After Russian President Vladimir Putin authorized his military troops to strike Ukraine, European low-cost carrier Wizz Air revealed on Thursday that it still had four planes on the ground in Ukraine.
The Hungary-based carrier said it was attempting to rescue all of its Ukrainian employees and their immediate families, in addition to four-stranded planes. The airline wouldn’t specify how many passengers it was trying to remove.
After Russian forces started an organized missile attack on major Ukrainian infrastructure targets early Thursday, Ukrainian air safety regulators blocked the country’s airspace to all civilian aviation traffic.
Multiple airports across Ukraine have been reported as having been attacked, including unsubstantiated reports of a missile strike on Kyiv Boryspil airport.
According to unconfirmed sources, the world’s largest freight plane, the one-of-a-kind Antonov AN-225, was destroyed in an attack on Hostomel airport.
Three Wizz Airplanes were stranded in Kyiv, while the fourth was stuck in Lviv, according to the airline.

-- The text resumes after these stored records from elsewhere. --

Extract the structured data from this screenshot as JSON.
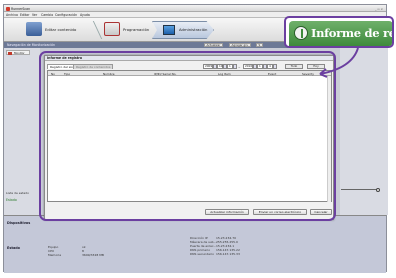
{
  "app": {
    "title": "RunnerScan",
    "window_buttons": "_ ▫ ×"
  },
  "menu": [
    "Archivo",
    "Editar",
    "Ver",
    "Cambio",
    "Configuración",
    "Ayuda"
  ],
  "wizard": {
    "steps": [
      {
        "label": "Editar contenido"
      },
      {
        "label": "Programación"
      },
      {
        "label": "Administración"
      }
    ]
  },
  "subtoolbar": {
    "left_label": "Navegación de Monitorización",
    "right_buttons": [
      "Actualizar",
      "Agregar gru",
      "S"
    ]
  },
  "left_panel": {
    "item_label": "Monitor",
    "state_label": "Lista de estado",
    "ok_label": "Estado"
  },
  "dialog": {
    "title": "Informe de registro",
    "tabs": [
      "Registro del sistema",
      "Registro de contenidos"
    ],
    "filter": {
      "from_year": "2009",
      "from_month": "10",
      "from_day": "1",
      "to_year": "2010",
      "to_month": "1",
      "to_day": "4",
      "search_button": "Todo",
      "more_button": "Hoy"
    },
    "columns": [
      "No",
      "Tipo",
      "Nombre",
      "IP/ID/ Serial No.",
      "Log Item",
      "Event",
      "Severity"
    ],
    "buttons": {
      "refresh": "Actualizar información",
      "send": "Enviar un correo electrónico",
      "cancel": "Cancelar"
    }
  },
  "bottom": {
    "section1": "Dispositivos",
    "section2": "Estado",
    "state_rows": [
      {
        "k": "Equipo",
        "v": "ok"
      },
      {
        "k": "CPU",
        "v": "8"
      },
      {
        "k": "Memoria",
        "v": "3699/3328 MB"
      }
    ],
    "network_rows": [
      {
        "k": "Dirección IP",
        "v": "15.23.234.70"
      },
      {
        "k": "Máscara de sub...",
        "v": "255.255.255.0"
      },
      {
        "k": "Puerta de enlac...",
        "v": "15.23.234.1"
      },
      {
        "k": "DNS primario",
        "v": "156.147.135.22"
      },
      {
        "k": "DNS secundario",
        "v": "156.147.135.33"
      }
    ]
  },
  "callout": {
    "label": "Informe de registro",
    "icon": "info-circle-icon",
    "accent": "#6b3fa0",
    "header_color": "#4f9a4c"
  }
}
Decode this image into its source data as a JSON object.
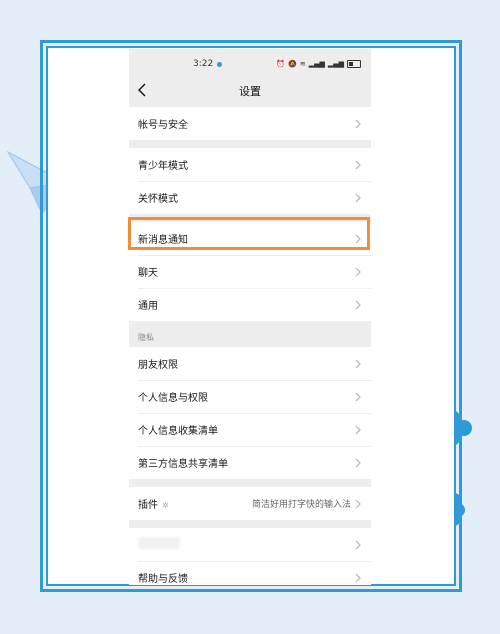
{
  "status_bar": {
    "time": "3:22"
  },
  "nav": {
    "title": "设置"
  },
  "sections": {
    "account": [
      "帐号与安全"
    ],
    "modes": [
      "青少年模式",
      "关怀模式"
    ],
    "general": [
      "新消息通知",
      "聊天",
      "通用"
    ],
    "privacy_header": "隐私",
    "privacy": [
      "朋友权限",
      "个人信息与权限",
      "个人信息收集清单",
      "第三方信息共享清单"
    ],
    "plugins": {
      "label": "插件",
      "value": "简洁好用打字快的输入法"
    },
    "help": "帮助与反馈"
  },
  "colors": {
    "frame": "#2f9bd6",
    "highlight": "#f08c3a",
    "background": "#e3eef9"
  },
  "highlighted_item": "新消息通知"
}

The airline’s fleet consists entirely of Airbus A320 series aircraft.
“We will be evacuating, at the earliest opportunity, all of our Ukrainian-based crew, their immediate families, and any families of Wizz Air Ukrainian nationals who wish to leave the country,” a Wizz Air spokesperson told Bloomberg.
On Thursday, the European Aviation Safety Agency urged airlines to avoid Ukrainian airspace, labeling the region an active war zone. Should airlines fly near the Ukrainian border, the UK’s Department for Transport has issued a warning about the potential of surface-to-air missiles.
Most European airlines had already halted flights to and from Ukraine, as diplomatic efforts to avoid a full-fledged war became increasingly implausible. Flights to Ukraine were still being operated by Wizz Air and Ryanair as of Wednesday night.